Research suggests that a vegan diet can help prevent and manage certain chronic diseases. Heart disease, for instance, can be positively impacted by a vegan diet due to the lower intake of saturated fats and higher consumption of fiber-rich foods. Many plant-based foods also have anti-inflammatory properties, which can help combat conditions like arthritis. Furthermore, due to their typically lower glycemic index, these foods can help manage diabetes by regulating blood sugar levels.
Several types of cancers, especially those linked to diet and lifestyle, can also be less prevalent among vegans. This can be attributed to the increased intake of fruits, vegetables, and whole grains, known for their antioxidant properties. However, it’s essential to note that leading a healthy lifestyle, which includes regular exercise, limited alcohol intake, and avoidance of smoking, is also critical in disease prevention.
Veganism And Mental Health
The relationship between diet and mental health has been increasingly recognized, with some studies suggesting that a vegan diet positively affects mental well-being. Certain nutrients found abundantly in plant-based diets, like antioxidants, can help reduce oxidative stress linked to mental health disorders such as depression and anxiety. Additionally, a vegan diet tends to be high in complex carbohydrates, which help regulate serotonin, a mood-boosting neurotransmitter.
Despite these potential benefits, more research is needed in this area as most existing studies rely on self-reported data, which might be subjective. It’s also important to note that a well-balanced diet alone cannot replace professional mental health treatment when needed. Mental health is a complex field, and diet is just one of many factors that can contribute to one’s well-being.
Environmental Benefits Of Veganism
The environmental impact of diet choices has become increasingly important in recent years. Studies suggest that a vegan diet can significantly reduce the environmental footprint as it uses fewer resources like water and land and produces fewer greenhouse gas emissions than diets that include animal products. Thus, veganism is often seen as a viable solution to some of our most pressing environmental problems.

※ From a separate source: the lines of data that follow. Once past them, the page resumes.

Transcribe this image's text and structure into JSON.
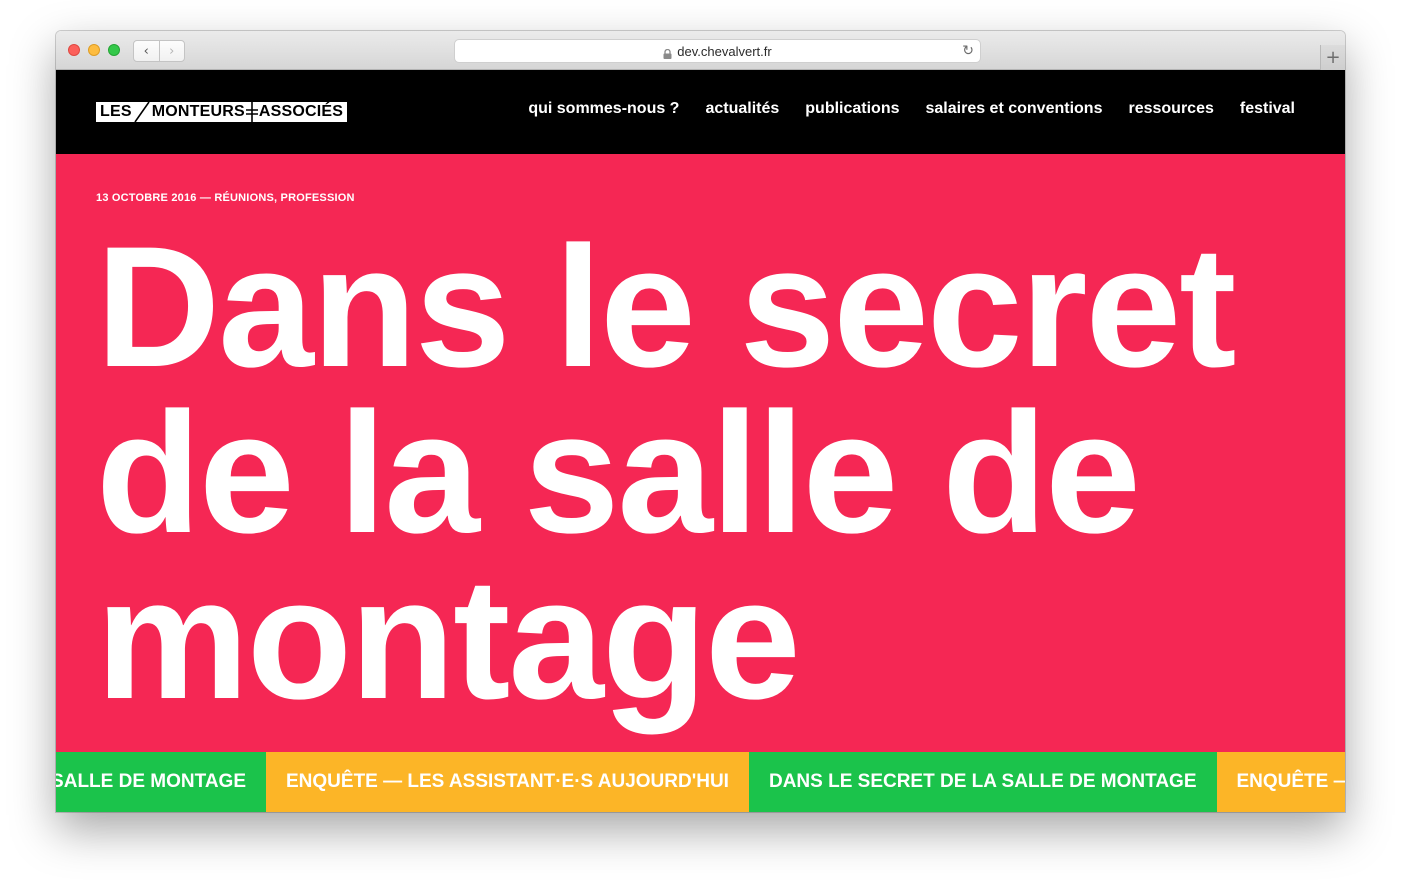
{
  "browser": {
    "url": "dev.chevalvert.fr",
    "back_glyph": "‹",
    "forward_glyph": "›",
    "reload_glyph": "↻",
    "newtab_glyph": "+"
  },
  "site": {
    "logo": {
      "part1": "LES",
      "part2": "MONTEURS",
      "part3": "ASSOCIÉS"
    },
    "nav": [
      {
        "label": "qui sommes-nous ?"
      },
      {
        "label": "actualités"
      },
      {
        "label": "publications"
      },
      {
        "label": "salaires et conventions"
      },
      {
        "label": "ressources"
      },
      {
        "label": "festival"
      }
    ]
  },
  "article": {
    "date": "13 OCTOBRE 2016",
    "separator": " — ",
    "categories": [
      "RÉUNIONS",
      "PROFESSION"
    ],
    "title_lines": [
      "Dans le secret",
      "de la salle de",
      "montage"
    ]
  },
  "ticker": [
    {
      "label": "DANS LE SECRET DE LA SALLE DE MONTAGE",
      "color": "#1bc34b"
    },
    {
      "label": "ENQUÊTE — LES ASSISTANT·E·S AUJOURD'HUI",
      "color": "#fcb527"
    },
    {
      "label": "DANS LE SECRET DE LA SALLE DE MONTAGE",
      "color": "#1bc34b"
    },
    {
      "label": "ENQUÊTE — LES ASSISTANT·E·S AUJOURD'HUI",
      "color": "#fcb527"
    }
  ],
  "colors": {
    "hero_bg": "#f52754",
    "header_bg": "#000000",
    "ticker_green": "#1bc34b",
    "ticker_yellow": "#fcb527"
  }
}
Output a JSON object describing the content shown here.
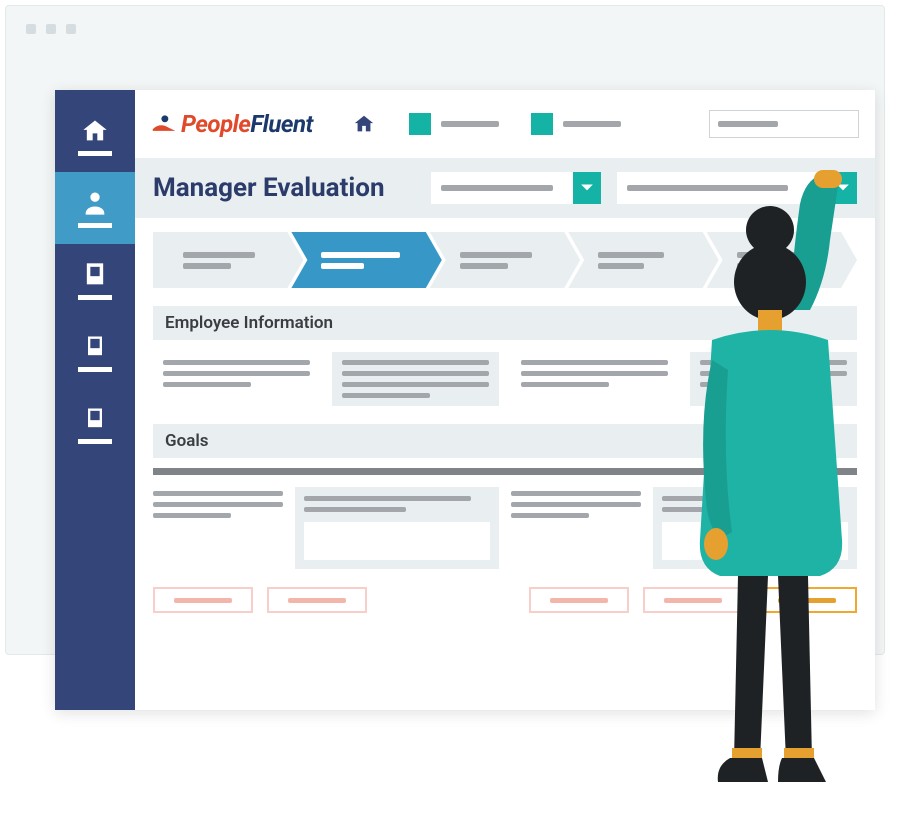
{
  "brand": {
    "people": "People",
    "fluent": "Fluent"
  },
  "page": {
    "title": "Manager Evaluation"
  },
  "sections": {
    "employee_info": "Employee Information",
    "goals": "Goals"
  },
  "colors": {
    "sidebar": "#344679",
    "accent_teal": "#14b3a5",
    "step_active": "#3797c6",
    "brand_orange": "#e04a2b",
    "brand_navy": "#1b3a6b",
    "button_pink": "#f7cfc8",
    "button_gold": "#f0a832"
  }
}
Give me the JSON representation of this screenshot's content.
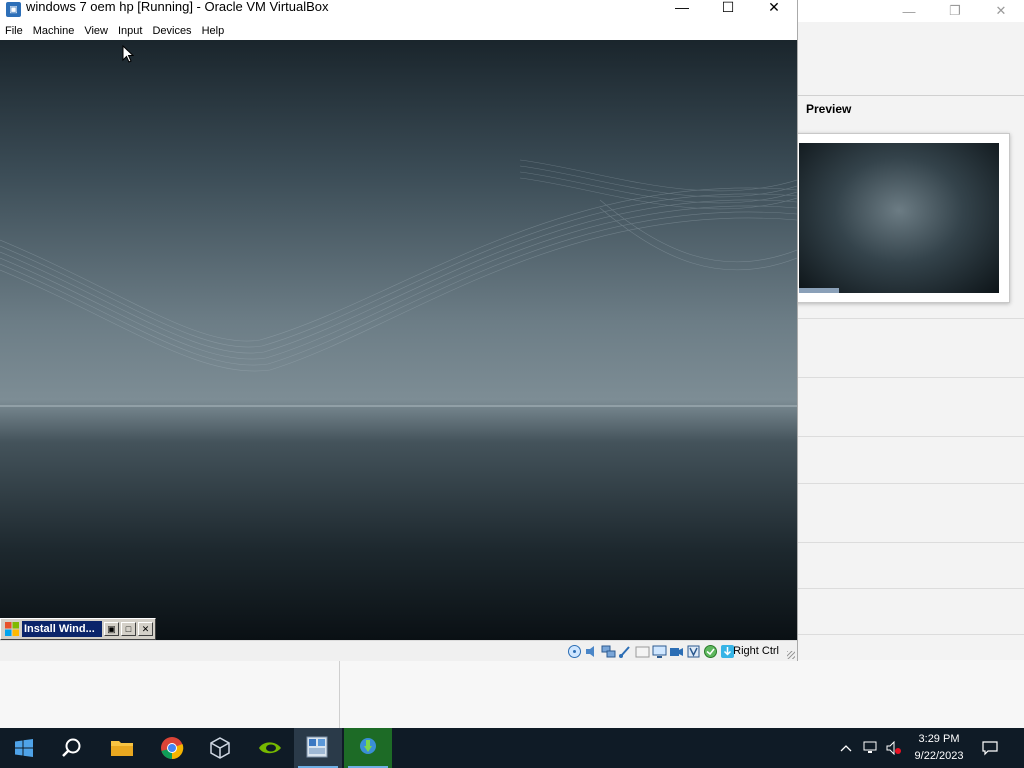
{
  "vm_window": {
    "title": "windows 7 oem hp [Running] - Oracle VM VirtualBox",
    "controls": {
      "minimize": "—",
      "maximize": "☐",
      "close": "✕"
    },
    "menu": [
      "File",
      "Machine",
      "View",
      "Input",
      "Devices",
      "Help"
    ]
  },
  "manager": {
    "controls": {
      "minimize": "—",
      "restore": "❐",
      "close": "✕"
    },
    "preview_label": "Preview"
  },
  "guest": {
    "taskbar_button_label": "Install Wind..."
  },
  "statusbar": {
    "indicator_icons": [
      "optical-disk-icon",
      "audio-icon",
      "network-icon",
      "usb-icon",
      "shared-folders-icon",
      "display-icon",
      "video-capture-icon",
      "recording-icon",
      "virtualization-icon",
      "mouse-integration-icon",
      "keyboard-icon"
    ],
    "host_key": "Right Ctrl"
  },
  "taskbar": {
    "apps": [
      "windows-start-icon",
      "search-icon",
      "file-explorer-icon",
      "chrome-icon",
      "virtualbox-icon",
      "nvidia-icon",
      "vista-installer-icon",
      "internet-download-manager-icon"
    ],
    "active_app": "vista-installer-icon",
    "clock_time": "3:29 PM",
    "clock_date": "9/22/2023"
  },
  "colors": {
    "taskbar_bg": "#0f1b26",
    "guest_selection": "#0a246a",
    "accent": "#6fb0e6"
  }
}
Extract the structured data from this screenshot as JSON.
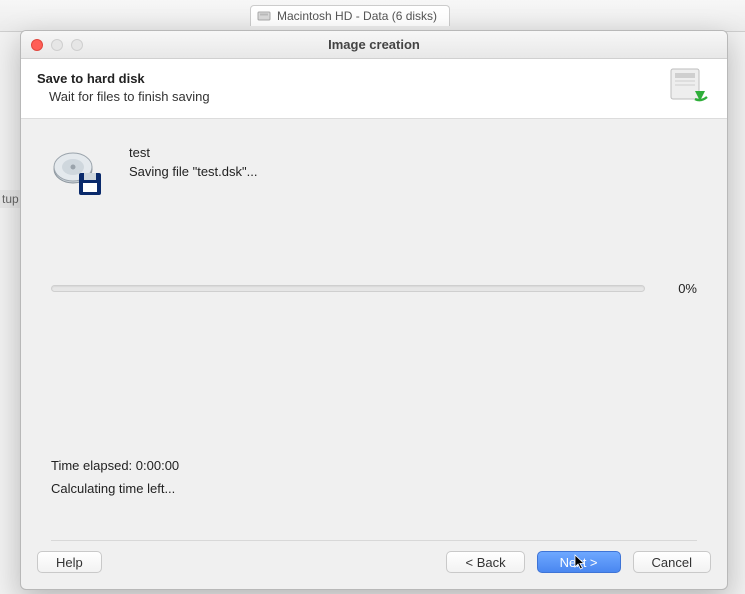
{
  "background": {
    "tab_label": "Macintosh HD - Data (6 disks)",
    "sidebar_item": "tup"
  },
  "window": {
    "title": "Image creation",
    "header": {
      "title": "Save to hard disk",
      "subtitle": "Wait for files to finish saving"
    },
    "file": {
      "name": "test",
      "status": "Saving file \"test.dsk\"..."
    },
    "progress": {
      "percent_label": "0%",
      "percent_value": 0
    },
    "time": {
      "elapsed": "Time elapsed: 0:00:00",
      "remaining": "Calculating time left..."
    },
    "buttons": {
      "help": "Help",
      "back": "< Back",
      "next": "Next >",
      "cancel": "Cancel"
    }
  }
}
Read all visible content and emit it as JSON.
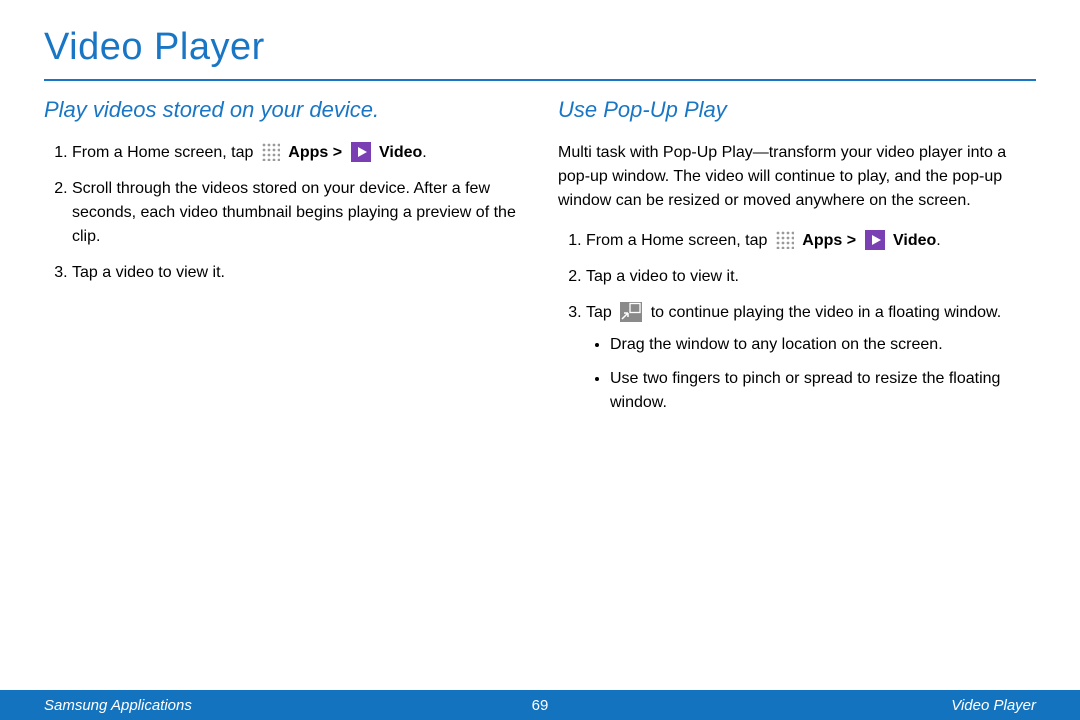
{
  "title": "Video Player",
  "left": {
    "heading": "Play videos stored on your device.",
    "step1_pre": "From a Home screen, tap ",
    "step1_apps": "Apps",
    "step1_gt": " > ",
    "step1_video": "Video",
    "step1_period": ".",
    "step2": "Scroll through the videos stored on your device. After a few seconds, each video thumbnail begins playing a preview of the clip.",
    "step3": "Tap a video to view it."
  },
  "right": {
    "heading": "Use Pop-Up Play",
    "intro": "Multi task with Pop-Up Play—transform your video player into a pop-up window. The video will continue to play, and the pop-up window can be resized or moved anywhere on the screen.",
    "step1_pre": "From a Home screen, tap ",
    "step1_apps": "Apps",
    "step1_gt": " > ",
    "step1_video": "Video",
    "step1_period": ".",
    "step2": "Tap a video to view it.",
    "step3_pre": "Tap ",
    "step3_post": " to continue playing the video in a floating window.",
    "bullet1": "Drag the window to any location on the screen.",
    "bullet2": "Use two fingers to pinch or spread to resize the floating window."
  },
  "footer": {
    "left": "Samsung Applications",
    "center": "69",
    "right": "Video Player"
  }
}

Moreover, shifting towards a more plant-based diet can help preserve biodiversity by reducing the need for deforestation for animal farming. This aspect is of utmost importance, given the current biodiversity crisis the planet is facing. However, it’s essential to remember that not all vegan foods are created equal – some can have high environmental footprints due to factors like long-distance transportation and farming methods. Therefore, a more sustainable choice is opting for locally sourced, seasonal plant-based foods whenever possible.
Challenges And How To Overcome Them
While adopting a vegan diet comes with numerous benefits, it has challenges. One of the key concerns is nutritional deficiencies, especially of nutrients like vitamin B12, iron, and omega-3 fatty acids, predominantly found in animal products. However, with careful planning and fortified foods or supplements, it’s possible to meet all nutritional requirements on a vegan diet.
Societal and social challenges might arise as not everyone understands or supports the vegan lifestyle. One strategy to cope with this is to connect with local vegan communities for support and recipe ideas. Educating oneself and others about the benefits of veganism can also foster understanding and acceptance. Remember, any significant dietary change should be done gradually and ideally under the guidance of a nutrition or healthcare professional to ensure it is carried out healthily and sustainably.
The Bottom Line
Embracing a vegan lifestyle can provide various health benefits, from better weight management to potential chronic disease prevention. Moreover, it can significantly affect the environment by reducing resource consumption and greenhouse gas emissions. Despite the potential challenges, with careful planning and a supportive community, a vegan diet can be a rewarding lifestyle change. This article is a comprehensive guide for those considering a vegan lifestyle and emphasizes the importance of personal choice and thorough research. While the transition might seem daunting, the journey toward veganism is one of continuous learning and can be a profoundly transformative and fulfilling experience.